"In healthy kids, the surface of the -- the cortex -- increases during adolescence, reaches a peak, then stabilizes into adult dimensions," Shaw explained.

This report, added to the previous findings on cortical thickness, suggest that the same mechanisms may govern development of different areas of the brain. At this point, however, it is unclear what those mechanisms might be.

The finding also may help settle the ongoing question of whether ADHD is due in part to a delay in development processes or whether it is due to a complete derailing of typical development, Shaw said.

"We find that the overall pattern or sequence in which different parts of the brain [mature] was quite similar between kids with ADHD and those who didn't have ADHD, but just a bit delayed," Shaw said. "In kids with ADHD, the regions in which this delay was most prominent was in brain centers responsible for action and attention."

The study did have some limitations. The researchers were not able to study whether medications for ADHD might have had an effect on brain development, nor did they have enough participants to see if there were differences between boys and girls.

And, although the study showed an association, it did not prove a cause-and-effect linkage.

"This certainly is not the whole story of ADHD, but a delay in this structure of the cortex might be part of the story of ADHD," Shaw said.

Explore further: Brain development is delayed in attention-deficit/hyperactivity disorder

More information: The National Institute of Mental Health has more on ADHD.

Related Stories

Brain development is delayed in attention-deficit/hyperactivity disorder

July 30, 2012
Is attention-deficit/hyperactivity disorder (ADHD) due to a delay in brain development or the result of complete deviation from typical development?

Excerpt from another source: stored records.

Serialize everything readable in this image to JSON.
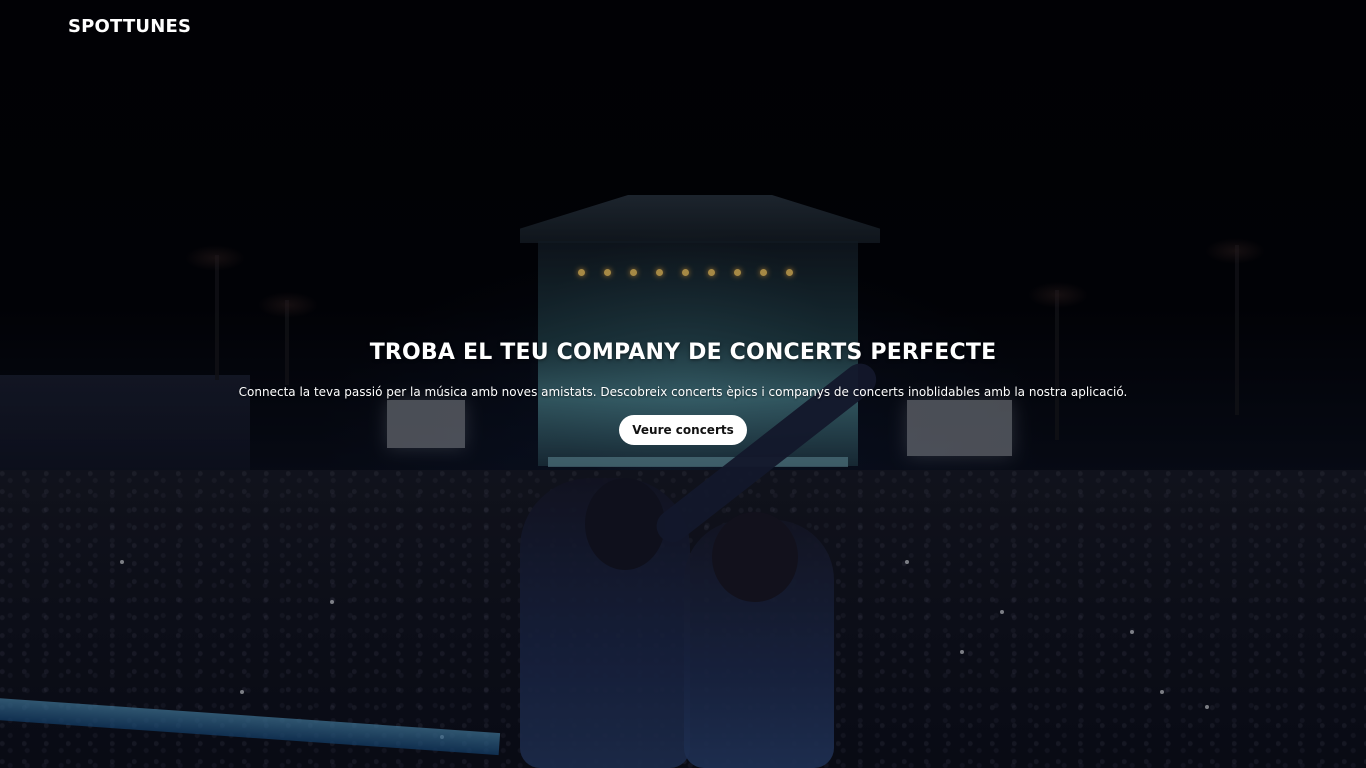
{
  "header": {
    "brand": "SPOTTUNES"
  },
  "hero": {
    "title": "TROBA EL TEU COMPANY DE CONCERTS PERFECTE",
    "subtitle": "Connecta la teva passió per la música amb noves amistats. Descobreix concerts èpics i companys de concerts inoblidables amb la nostra aplicació.",
    "cta_label": "Veure concerts",
    "background_image": "concert-crowd-at-night"
  },
  "colors": {
    "text": "#ffffff",
    "button_bg": "#ffffff",
    "button_text": "#111111",
    "background": "#05060b"
  }
}
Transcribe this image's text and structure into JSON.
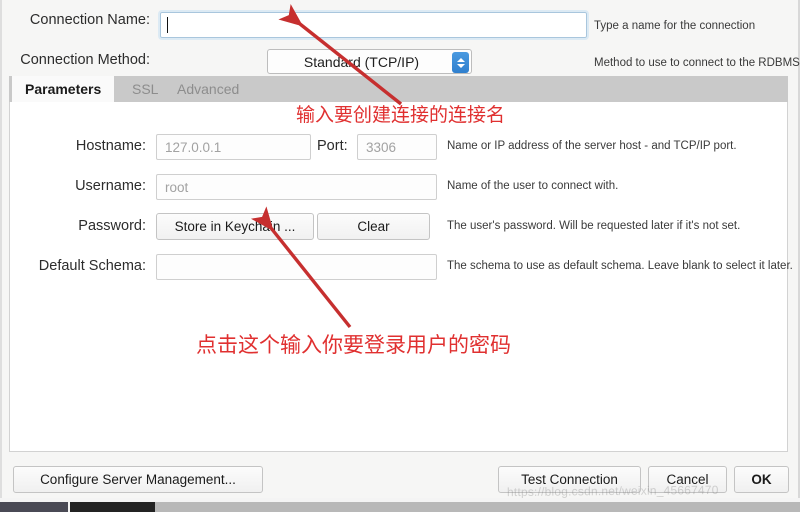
{
  "dialog": {
    "connection_name": {
      "label": "Connection Name:",
      "value": "",
      "placeholder": "",
      "help": "Type a name for the connection"
    },
    "connection_method": {
      "label": "Connection Method:",
      "selected": "Standard (TCP/IP)",
      "help": "Method to use to connect to the RDBMS"
    },
    "tabs": [
      {
        "label": "Parameters",
        "active": true
      },
      {
        "label": "SSL",
        "active": false
      },
      {
        "label": "Advanced",
        "active": false
      }
    ],
    "parameters": {
      "hostname": {
        "label": "Hostname:",
        "value": "127.0.0.1",
        "port_label": "Port:",
        "port_value": "3306",
        "help": "Name or IP address of the server host - and TCP/IP port."
      },
      "username": {
        "label": "Username:",
        "value": "root",
        "help": "Name of the user to connect with."
      },
      "password": {
        "label": "Password:",
        "store_button": "Store in Keychain ...",
        "clear_button": "Clear",
        "help": "The user's password. Will be requested later if it's not set."
      },
      "default_schema": {
        "label": "Default Schema:",
        "value": "",
        "help": "The schema to use as default schema. Leave blank to select it later."
      }
    },
    "footer": {
      "configure_server": "Configure Server Management...",
      "test_connection": "Test Connection",
      "cancel": "Cancel",
      "ok": "OK"
    }
  },
  "annotations": {
    "note_top": "输入要创建连接的连接名",
    "note_bottom": "点击这个输入你要登录用户的密码",
    "color": "#e03030"
  },
  "watermark": "https://blog.csdn.net/weixin_45667470",
  "colors": {
    "accent_blue": "#2f7fce",
    "focus_border": "#a9c6dd",
    "tab_strip": "#c9c9c9",
    "dialog_bg": "#f6f6f5",
    "annotation_red": "#e03030"
  }
}
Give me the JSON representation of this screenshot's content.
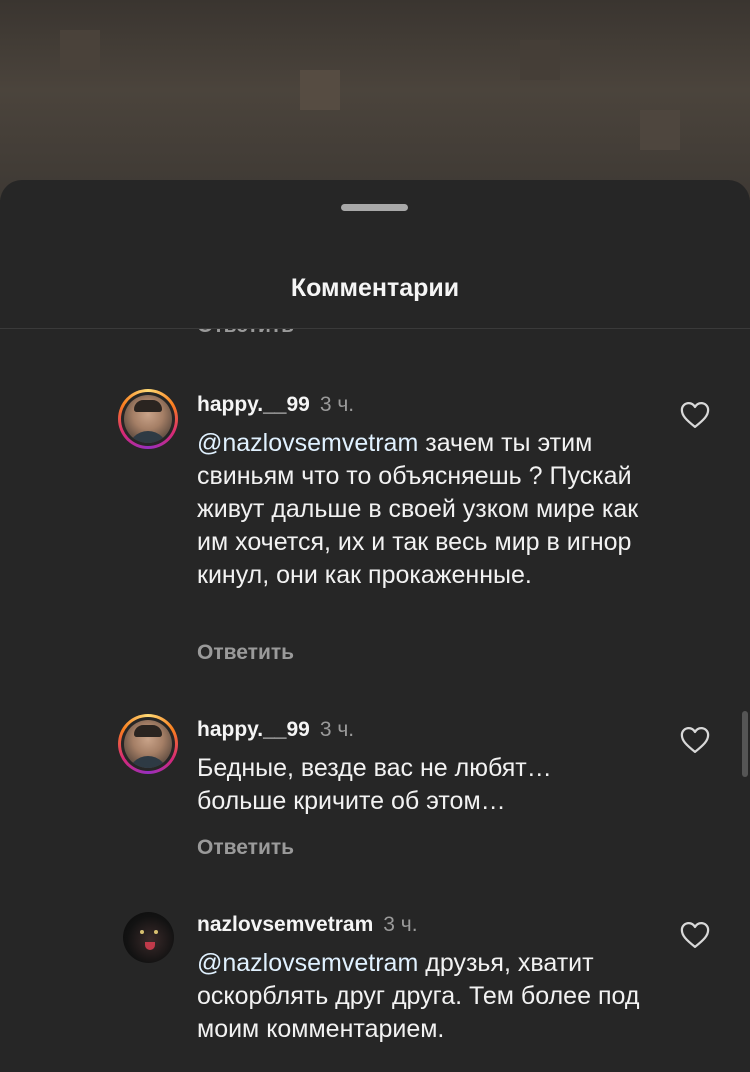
{
  "sheet": {
    "title": "Комментарии"
  },
  "partial_reply_label": "Ответить",
  "comments": [
    {
      "username": "happy.__99",
      "time": "3 ч.",
      "mention": "@nazlovsemvetram",
      "text": " зачем ты этим свиньям что то объясняешь ? Пускай живут дальше в своей узком мире как им хочется, их и так весь мир в игнор кинул, они как прокаженные.",
      "reply_label": "Ответить",
      "avatar": "person-photo"
    },
    {
      "username": "happy.__99",
      "time": "3 ч.",
      "mention": "",
      "text": "Бедные, везде вас не любят… больше кричите об этом…",
      "reply_label": "Ответить",
      "avatar": "person-photo"
    },
    {
      "username": "nazlovsemvetram",
      "time": "3 ч.",
      "mention": "@nazlovsemvetram",
      "text": " друзья, хватит оскорблять друг друга. Тем более под моим комментарием.",
      "reply_label": "",
      "avatar": "dark-animal-photo"
    }
  ],
  "icons": {
    "like": "heart-outline-icon",
    "handle": "drag-handle"
  },
  "colors": {
    "background": "#262626",
    "text": "#f2f2f2",
    "muted": "#9a9a9a",
    "mention": "#e0f1ff"
  }
}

In the current issue of Biological Psychiatry, Dr. Philip Shaw and colleagues ...

Study of preschoolers with ADHD detects brain differences linked to symptoms

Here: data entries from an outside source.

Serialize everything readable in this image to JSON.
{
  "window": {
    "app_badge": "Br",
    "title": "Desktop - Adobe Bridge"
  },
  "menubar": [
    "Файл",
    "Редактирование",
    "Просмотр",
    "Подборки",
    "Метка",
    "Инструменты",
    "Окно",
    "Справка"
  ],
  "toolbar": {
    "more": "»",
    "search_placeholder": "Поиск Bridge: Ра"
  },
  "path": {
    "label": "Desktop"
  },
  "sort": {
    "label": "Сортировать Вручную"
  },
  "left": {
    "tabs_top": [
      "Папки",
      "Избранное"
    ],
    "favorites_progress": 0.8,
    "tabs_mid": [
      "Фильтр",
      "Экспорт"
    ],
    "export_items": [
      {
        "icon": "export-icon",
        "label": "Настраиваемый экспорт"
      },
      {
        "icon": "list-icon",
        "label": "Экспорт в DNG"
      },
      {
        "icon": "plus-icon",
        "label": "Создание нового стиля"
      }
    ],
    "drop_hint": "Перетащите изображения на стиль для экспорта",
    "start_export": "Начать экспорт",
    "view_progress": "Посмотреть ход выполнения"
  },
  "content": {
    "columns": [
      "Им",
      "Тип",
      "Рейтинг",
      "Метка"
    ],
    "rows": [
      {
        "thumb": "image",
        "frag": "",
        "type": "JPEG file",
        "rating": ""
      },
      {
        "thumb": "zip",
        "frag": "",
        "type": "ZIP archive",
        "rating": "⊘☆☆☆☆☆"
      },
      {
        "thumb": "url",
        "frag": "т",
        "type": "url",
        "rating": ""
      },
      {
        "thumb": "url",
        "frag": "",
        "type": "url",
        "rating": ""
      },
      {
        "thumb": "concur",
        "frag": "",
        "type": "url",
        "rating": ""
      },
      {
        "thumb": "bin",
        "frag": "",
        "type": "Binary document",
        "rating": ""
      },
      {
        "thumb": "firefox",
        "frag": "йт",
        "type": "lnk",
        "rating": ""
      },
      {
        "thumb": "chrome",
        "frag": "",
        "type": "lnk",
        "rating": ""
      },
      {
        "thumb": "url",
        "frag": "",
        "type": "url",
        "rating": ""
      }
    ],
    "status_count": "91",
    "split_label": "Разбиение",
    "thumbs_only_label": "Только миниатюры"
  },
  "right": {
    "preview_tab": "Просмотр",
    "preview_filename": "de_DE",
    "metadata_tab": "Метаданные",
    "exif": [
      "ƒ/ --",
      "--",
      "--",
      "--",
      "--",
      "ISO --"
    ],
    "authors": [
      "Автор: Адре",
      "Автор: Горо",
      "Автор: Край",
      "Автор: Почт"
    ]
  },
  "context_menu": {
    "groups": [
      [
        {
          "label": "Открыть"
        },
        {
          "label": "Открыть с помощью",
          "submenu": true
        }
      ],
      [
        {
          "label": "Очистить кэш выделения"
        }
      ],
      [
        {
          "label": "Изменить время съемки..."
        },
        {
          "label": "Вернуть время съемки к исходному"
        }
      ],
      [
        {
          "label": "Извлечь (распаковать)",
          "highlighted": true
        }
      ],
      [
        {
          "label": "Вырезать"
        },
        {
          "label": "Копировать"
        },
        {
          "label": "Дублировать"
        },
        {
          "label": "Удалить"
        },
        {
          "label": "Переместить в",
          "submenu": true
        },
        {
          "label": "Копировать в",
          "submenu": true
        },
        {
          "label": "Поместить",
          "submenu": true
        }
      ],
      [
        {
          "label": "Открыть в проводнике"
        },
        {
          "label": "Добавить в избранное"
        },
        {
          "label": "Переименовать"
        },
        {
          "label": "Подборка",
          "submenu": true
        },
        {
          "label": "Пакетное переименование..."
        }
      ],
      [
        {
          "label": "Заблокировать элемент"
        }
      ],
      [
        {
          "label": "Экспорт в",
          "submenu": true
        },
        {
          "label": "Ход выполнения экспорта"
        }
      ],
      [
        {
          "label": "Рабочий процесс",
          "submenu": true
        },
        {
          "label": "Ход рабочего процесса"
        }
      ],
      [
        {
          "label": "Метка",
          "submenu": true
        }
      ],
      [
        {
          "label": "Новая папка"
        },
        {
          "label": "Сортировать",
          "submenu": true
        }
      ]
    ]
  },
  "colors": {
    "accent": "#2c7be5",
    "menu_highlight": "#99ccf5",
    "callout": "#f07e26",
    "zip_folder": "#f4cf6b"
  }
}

June 9, 2011
In a study published today in the Clinical Neuropsychologist (e-publication ahead of print), researchers from the Kennedy Krieger Institute found differences in the brain development of preschool children with symptoms of ...

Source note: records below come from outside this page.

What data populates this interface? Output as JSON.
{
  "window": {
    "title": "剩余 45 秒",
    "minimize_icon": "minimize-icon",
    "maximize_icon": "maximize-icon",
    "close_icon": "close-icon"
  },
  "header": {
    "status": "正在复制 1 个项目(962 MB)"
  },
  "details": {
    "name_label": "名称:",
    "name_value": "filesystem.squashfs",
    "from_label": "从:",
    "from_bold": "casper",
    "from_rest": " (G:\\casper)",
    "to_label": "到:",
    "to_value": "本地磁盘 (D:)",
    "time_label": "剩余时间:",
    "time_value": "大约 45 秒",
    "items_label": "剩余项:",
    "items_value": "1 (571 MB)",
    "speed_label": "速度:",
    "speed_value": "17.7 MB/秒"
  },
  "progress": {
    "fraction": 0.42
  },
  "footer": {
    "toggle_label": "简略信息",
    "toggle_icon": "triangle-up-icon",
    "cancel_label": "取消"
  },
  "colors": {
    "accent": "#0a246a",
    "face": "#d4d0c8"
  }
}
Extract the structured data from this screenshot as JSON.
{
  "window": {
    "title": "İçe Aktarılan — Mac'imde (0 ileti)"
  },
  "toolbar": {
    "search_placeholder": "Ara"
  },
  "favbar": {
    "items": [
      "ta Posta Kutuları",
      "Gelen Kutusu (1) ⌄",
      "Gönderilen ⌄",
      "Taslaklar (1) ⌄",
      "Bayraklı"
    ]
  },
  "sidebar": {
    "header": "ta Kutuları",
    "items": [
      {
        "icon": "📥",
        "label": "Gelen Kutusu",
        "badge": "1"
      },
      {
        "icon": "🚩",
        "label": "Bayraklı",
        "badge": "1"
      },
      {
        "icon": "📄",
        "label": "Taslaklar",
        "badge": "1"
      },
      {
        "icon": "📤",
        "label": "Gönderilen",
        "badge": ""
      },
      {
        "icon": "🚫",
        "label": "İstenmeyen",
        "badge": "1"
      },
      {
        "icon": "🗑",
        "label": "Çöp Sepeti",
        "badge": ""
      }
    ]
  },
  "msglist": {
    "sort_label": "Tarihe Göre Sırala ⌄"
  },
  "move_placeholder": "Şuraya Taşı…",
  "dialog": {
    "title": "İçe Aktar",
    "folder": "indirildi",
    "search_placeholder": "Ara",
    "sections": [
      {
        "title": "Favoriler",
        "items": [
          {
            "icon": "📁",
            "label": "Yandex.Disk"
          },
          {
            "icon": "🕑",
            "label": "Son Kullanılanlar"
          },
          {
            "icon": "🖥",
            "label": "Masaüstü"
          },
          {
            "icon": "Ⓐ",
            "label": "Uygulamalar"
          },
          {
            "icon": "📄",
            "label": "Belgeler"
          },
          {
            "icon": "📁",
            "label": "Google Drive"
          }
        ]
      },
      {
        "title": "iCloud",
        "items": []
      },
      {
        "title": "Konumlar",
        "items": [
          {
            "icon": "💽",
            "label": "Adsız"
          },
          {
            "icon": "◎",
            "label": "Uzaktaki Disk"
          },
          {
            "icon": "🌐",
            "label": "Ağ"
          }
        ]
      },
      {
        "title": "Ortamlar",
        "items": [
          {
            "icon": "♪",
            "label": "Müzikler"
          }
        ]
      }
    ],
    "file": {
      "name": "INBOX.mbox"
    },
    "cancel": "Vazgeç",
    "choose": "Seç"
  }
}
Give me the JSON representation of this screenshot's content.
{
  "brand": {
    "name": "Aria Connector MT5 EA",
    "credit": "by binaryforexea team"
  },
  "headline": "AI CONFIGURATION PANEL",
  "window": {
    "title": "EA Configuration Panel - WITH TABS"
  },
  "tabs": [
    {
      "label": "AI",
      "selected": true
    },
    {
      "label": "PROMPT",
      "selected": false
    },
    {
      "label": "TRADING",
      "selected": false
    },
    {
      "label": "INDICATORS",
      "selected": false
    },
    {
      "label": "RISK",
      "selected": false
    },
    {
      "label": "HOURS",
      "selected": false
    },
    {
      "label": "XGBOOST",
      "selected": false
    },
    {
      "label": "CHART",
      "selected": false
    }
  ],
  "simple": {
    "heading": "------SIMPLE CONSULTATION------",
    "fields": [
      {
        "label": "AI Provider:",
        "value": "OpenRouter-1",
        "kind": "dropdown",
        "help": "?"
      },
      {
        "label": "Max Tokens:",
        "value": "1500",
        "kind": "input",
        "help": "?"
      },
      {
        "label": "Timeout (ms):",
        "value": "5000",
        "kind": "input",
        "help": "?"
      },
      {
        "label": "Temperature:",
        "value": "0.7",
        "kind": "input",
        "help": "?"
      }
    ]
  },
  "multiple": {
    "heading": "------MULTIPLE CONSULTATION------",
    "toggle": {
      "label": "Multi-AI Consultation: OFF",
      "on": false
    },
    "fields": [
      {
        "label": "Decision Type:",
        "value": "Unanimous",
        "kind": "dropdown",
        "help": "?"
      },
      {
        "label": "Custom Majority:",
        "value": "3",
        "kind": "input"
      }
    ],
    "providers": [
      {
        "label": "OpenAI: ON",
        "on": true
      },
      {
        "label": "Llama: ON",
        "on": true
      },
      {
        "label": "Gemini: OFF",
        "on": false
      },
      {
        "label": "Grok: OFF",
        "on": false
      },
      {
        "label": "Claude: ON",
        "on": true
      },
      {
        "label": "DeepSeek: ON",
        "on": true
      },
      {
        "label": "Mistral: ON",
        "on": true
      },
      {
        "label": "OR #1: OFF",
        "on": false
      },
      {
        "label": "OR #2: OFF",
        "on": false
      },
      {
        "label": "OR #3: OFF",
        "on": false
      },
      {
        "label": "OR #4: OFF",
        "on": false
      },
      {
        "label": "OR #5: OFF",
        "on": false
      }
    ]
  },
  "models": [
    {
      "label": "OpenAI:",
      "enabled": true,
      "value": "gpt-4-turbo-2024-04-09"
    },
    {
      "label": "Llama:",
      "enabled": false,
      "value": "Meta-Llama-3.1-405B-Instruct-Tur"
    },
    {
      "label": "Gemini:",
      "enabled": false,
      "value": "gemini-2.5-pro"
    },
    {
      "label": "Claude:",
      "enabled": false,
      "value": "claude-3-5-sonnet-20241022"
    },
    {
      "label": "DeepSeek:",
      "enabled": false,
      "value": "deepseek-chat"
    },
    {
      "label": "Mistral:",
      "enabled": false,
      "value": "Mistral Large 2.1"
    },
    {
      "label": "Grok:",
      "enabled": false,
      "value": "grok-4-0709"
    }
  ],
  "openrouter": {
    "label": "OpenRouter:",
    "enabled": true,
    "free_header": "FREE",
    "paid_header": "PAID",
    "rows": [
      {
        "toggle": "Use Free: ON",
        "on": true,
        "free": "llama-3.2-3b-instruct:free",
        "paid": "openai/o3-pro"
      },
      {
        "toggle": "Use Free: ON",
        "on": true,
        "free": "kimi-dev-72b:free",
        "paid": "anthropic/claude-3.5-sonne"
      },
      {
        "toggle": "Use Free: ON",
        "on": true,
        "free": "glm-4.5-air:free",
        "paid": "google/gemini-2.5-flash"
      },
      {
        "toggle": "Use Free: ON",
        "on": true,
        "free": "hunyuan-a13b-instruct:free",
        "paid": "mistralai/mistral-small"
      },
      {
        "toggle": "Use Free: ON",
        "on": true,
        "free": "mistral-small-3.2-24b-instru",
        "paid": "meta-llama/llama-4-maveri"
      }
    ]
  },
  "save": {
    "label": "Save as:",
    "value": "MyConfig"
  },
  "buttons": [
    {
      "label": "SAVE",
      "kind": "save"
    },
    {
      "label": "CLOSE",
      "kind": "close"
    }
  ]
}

Mutant gene linked to ADHD

April 18, 2011
(PhysOrg.com) -- In a recent study published in Nature Medicine, Dr. Eunjin Kim from the Korea Advanced Institute of Science and Technology uncovers a genetic fault that triples the chances of a child having ADHD (Attention ...

Recommended for you

Babies can learn that hard work pays off

September 21, 2017
If at first you don't succeed, try, try again. A new study from MIT reveals that babies as young as 15 months can learn to follow this advice. The researchers found that babies who watched an adult struggle at two different ...

Study links brain inflammation to suicidal thinking in depression

September 21, 2017
Patients with major depressive disorder (MDD) have increased brain levels of a marker of microglial activation, a sign of inflammation, according to a new study in Biological Psychiatry by researchers at the University of ...

Oxytocin turns up the volume of your social environment

September 20, 2017
Before you shop for the "cuddle" hormone oxytocin to relieve stress and enhance your social life, read this: a new study from the University of California, Davis, suggests that sometimes, blocking the action of oxytocin in ...

Researchers develop new tool to assess individual's level of wisdom

September 20, 2017
Researchers at University of San Diego School of Medicine have developed a new tool called the San Diego Wisdom Scale (SD-WISE) to assess an individual's level of wisdom, based upon a conceptualization of wisdom as a trait ...

Alcohol use affects levels of cholesterol regulator through epigenetics

September 20, 2017
In an analysis of the epigenomes of people and mice, researchers at Johns Hopkins Medicine and the National Institutes of Health report that drinking alcohol may induce changes to a cholesterol-regulating gene.

Self-control may not diminish throughout the day

September 20, 2017
After a long day of work and carefully watching what you eat, you might expect your self-control to slip a little by kicking back and cracking open a bag of potato chips.

0 comments

Please sign in to add a comment. Registration is free, and takes less than a minute. Read more

Click here to reset your password.
Sign in to get notified via email when new comments are made.